:: Requirement ::
What lines of the data below hold the string "heading"? Copy each one.

:: App and web page records ::
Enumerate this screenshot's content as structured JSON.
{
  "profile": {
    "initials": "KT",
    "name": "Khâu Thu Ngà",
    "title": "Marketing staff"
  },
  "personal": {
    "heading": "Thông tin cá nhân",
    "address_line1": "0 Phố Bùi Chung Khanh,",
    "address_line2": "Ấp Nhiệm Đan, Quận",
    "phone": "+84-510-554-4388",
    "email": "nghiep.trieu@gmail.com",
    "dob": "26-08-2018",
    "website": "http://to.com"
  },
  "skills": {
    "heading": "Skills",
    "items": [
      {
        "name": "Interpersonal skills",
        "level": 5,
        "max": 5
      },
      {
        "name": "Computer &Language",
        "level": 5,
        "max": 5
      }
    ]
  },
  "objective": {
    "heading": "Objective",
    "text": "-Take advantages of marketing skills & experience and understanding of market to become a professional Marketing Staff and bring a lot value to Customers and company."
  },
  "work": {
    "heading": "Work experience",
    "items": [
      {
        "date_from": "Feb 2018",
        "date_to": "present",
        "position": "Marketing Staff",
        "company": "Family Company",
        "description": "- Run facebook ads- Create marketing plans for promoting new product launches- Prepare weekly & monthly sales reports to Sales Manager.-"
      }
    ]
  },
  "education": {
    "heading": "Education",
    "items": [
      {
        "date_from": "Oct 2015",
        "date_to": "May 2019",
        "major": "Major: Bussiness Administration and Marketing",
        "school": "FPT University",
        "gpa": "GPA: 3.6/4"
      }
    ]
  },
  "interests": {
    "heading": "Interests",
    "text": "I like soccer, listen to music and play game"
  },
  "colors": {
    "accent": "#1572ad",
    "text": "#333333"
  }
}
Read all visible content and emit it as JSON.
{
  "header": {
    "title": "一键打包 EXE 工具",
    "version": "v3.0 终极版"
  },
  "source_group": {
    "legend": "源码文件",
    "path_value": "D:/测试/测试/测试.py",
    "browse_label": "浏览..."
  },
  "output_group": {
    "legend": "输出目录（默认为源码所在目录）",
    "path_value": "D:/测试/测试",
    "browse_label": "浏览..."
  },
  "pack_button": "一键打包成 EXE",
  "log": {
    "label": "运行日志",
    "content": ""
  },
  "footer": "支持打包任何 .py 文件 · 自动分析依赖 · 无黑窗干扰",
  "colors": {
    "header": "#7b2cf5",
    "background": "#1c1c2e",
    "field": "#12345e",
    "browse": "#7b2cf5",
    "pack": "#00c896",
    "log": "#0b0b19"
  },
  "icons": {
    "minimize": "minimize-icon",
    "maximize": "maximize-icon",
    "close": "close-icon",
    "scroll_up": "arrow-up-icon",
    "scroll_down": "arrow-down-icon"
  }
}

:: Task result ::
    "heading": "Thông tin cá nhân",
    "heading": "Skills",
    "heading": "Objective",
    "heading": "Work experience",
    "heading": "Education",
    "heading": "Interests",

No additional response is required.